What the task requires » Count the lines of the records below that hold the word "kind", and give only the number.

Dataset records »
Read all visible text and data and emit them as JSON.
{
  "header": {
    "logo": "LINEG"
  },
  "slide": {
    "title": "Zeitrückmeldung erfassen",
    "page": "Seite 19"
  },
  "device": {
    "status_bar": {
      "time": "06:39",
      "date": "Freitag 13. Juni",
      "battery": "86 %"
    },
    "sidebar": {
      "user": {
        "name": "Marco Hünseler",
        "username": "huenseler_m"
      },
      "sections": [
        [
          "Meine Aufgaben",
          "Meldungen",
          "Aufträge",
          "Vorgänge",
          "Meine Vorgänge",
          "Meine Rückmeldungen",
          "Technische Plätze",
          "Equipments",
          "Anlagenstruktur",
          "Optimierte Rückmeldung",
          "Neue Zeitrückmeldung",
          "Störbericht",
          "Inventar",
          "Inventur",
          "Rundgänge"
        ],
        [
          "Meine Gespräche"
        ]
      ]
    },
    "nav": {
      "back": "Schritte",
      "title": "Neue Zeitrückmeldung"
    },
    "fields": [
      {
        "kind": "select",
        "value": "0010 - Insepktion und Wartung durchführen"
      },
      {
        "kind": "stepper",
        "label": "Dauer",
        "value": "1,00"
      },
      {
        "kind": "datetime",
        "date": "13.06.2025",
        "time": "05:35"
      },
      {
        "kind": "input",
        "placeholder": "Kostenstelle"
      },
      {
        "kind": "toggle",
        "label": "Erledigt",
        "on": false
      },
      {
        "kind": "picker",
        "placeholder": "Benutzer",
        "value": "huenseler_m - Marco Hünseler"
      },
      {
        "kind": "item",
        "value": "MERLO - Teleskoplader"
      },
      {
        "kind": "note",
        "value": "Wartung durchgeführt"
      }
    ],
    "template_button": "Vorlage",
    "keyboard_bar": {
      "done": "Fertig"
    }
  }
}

Answer space » 8